With 4,989 kilometers of Atlantic coastline, Argentina looks to commercial fishing as an important contributor to the Argentinian economy. The promotion of the maritime resources is dependent on quality boats capable of delivering quality product. This spring just such a vessel joined the Argentine trawler fleet. The 20.8 by 6.6-meter FV Don Franco was designed and built by the Contessi Shipyard at Mar del Plata, Argentina’s largest fishing port 400 kilometers south of Buenos Aires. Owned by the Galeano family, the new vessel is classed by RINA and will replace their older boat the Galme I. The new trawler will make just under 10 knots with a 600 HP, six-cyliner Cummins KTA19-M main engine. At 1,800 RPM the engine will turn a propeller in a nozzle through a ZF 1800 marine geat with a 6:1 ratio. The nozzle will assure good power for towing a midwater trawl. The boat is also capable of being rigged for purse seining. The two gear types will allow for the catching of a wide variety of species including, besugo (sea bream), merluza (hake), bonito and anchovita. Tankage in the 3.2-meter deep hull includes 20,500 liters of fuel and 4,000 liters of water. The vessel’s hold is a healthy 87 cubic meters. Accommodation is provided for up to ten fishermen. Auxiliaries for powering generators and hydraulics include a Cummins 6 CTA8.3G and a 4BT3.9-iiter Cummins.

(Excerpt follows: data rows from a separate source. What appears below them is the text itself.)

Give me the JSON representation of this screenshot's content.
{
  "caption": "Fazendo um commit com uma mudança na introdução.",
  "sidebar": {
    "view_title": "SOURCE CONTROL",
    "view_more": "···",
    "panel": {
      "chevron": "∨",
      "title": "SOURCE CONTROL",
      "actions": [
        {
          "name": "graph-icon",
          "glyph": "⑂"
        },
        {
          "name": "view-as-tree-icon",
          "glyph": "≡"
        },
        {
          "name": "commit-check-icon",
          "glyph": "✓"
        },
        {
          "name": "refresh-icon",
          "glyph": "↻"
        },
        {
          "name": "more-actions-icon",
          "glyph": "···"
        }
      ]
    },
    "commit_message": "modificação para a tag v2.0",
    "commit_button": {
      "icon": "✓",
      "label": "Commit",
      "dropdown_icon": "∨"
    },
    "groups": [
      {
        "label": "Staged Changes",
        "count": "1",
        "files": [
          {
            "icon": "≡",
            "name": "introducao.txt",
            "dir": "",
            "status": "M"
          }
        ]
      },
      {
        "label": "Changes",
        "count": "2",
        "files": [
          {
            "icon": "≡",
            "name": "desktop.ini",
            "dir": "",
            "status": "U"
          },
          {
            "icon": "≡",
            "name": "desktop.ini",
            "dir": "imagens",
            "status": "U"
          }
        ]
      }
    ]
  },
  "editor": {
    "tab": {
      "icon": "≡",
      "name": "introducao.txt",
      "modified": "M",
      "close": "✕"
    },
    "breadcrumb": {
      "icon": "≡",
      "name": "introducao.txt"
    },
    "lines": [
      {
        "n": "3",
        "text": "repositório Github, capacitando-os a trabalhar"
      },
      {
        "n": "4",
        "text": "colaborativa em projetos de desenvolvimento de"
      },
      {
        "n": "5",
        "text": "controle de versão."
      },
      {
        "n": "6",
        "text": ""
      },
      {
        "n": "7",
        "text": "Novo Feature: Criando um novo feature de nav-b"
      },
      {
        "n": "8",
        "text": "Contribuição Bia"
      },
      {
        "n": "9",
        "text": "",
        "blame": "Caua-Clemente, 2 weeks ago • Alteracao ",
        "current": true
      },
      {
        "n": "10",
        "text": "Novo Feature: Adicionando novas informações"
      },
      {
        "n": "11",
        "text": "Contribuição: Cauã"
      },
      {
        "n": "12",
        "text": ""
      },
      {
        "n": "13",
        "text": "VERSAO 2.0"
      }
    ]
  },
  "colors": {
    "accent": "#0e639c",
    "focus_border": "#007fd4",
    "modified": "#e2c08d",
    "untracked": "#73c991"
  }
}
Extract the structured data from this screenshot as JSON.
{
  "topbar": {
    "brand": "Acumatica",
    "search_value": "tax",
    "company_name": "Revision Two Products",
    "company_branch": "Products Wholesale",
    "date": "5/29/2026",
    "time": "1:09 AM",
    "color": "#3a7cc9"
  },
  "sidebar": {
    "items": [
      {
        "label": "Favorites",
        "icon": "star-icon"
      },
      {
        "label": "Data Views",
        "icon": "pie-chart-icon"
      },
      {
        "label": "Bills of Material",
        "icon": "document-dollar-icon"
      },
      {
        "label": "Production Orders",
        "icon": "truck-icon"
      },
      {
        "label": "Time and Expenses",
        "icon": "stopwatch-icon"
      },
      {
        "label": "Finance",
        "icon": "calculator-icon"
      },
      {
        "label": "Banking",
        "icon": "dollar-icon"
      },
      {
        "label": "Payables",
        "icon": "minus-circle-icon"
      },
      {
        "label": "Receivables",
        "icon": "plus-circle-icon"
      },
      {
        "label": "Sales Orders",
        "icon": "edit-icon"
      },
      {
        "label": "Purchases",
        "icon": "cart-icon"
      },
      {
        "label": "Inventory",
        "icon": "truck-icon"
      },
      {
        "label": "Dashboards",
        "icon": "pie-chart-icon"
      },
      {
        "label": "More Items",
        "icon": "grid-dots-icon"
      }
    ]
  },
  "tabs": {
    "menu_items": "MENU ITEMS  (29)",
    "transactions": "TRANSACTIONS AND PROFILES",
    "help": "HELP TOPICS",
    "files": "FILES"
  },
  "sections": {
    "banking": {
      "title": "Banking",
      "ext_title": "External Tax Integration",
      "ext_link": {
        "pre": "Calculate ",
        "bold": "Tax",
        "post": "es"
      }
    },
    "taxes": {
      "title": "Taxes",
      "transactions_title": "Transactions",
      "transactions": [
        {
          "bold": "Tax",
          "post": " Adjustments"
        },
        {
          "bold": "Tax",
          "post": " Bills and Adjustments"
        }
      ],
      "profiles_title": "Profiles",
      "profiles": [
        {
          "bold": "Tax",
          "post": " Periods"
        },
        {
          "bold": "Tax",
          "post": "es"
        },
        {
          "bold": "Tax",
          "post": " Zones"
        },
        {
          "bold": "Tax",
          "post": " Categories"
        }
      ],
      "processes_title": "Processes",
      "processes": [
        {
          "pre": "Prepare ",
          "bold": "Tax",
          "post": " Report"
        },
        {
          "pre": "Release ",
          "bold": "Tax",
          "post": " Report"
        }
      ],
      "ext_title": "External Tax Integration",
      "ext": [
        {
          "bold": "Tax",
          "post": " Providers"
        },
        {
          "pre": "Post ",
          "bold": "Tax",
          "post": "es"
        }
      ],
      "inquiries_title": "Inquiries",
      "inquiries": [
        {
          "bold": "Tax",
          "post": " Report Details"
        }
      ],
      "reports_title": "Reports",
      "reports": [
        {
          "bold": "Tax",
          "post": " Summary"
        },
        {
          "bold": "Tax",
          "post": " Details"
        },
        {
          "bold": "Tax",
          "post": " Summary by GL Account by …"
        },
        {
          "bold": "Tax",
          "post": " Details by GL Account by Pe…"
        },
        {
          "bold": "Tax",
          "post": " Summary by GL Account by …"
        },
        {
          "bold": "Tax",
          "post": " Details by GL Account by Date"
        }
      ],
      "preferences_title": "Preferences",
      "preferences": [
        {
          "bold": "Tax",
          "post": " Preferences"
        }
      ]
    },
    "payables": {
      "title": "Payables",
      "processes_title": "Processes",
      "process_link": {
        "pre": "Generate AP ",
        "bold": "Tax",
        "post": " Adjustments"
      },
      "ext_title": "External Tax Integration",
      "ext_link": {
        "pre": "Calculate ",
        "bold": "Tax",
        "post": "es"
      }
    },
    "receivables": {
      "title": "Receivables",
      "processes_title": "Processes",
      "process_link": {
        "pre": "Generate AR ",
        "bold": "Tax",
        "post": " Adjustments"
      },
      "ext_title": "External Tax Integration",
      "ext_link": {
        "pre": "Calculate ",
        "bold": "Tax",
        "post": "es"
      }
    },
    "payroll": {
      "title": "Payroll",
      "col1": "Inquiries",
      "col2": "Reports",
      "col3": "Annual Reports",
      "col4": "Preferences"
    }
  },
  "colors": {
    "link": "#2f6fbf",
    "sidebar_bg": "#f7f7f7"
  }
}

For many years Alaskan salmon purse seiners have been limited to a length of 58 ft. This led to the development of some beautiful and relatively beamy wooden boats in the 1950s. In the intervening decades designers have fine-tuned the 58 ft design to add beam and depth. An example of this is being built at Westman Marine in Blaine Washington to a design by Hockema & Whalen Associates Inc. of Seattle and Bellingham Washington
Petersburg, Alaska has been known since its founding as the home of good fishermen and fine boats. One of the earliest limitations on the commercial salmon fishery was the limiting of Alaskan seine boats to 58 ft. Over time, the Alaska limit seiner evolved to one of the truly classic fishboats of the world. With its high bulwarks over a plum bow stem and a full body flowing with a clean shear aft to a broad timbered stern
Purse seining is well known as one of the most effective technologies for demersal fisheries. Today many nations support extensive fleets of 20 to 30-meter wood, steel, fiberglass or aluminum vessels working with nets that range of 500 to 1000 meters in length. Throughout Malaysia and Thailand, even in the wooden boat fleet, these vessels are typically equipped with sonar and Puretic-style hydraulic power-blocks for hauling back the nets.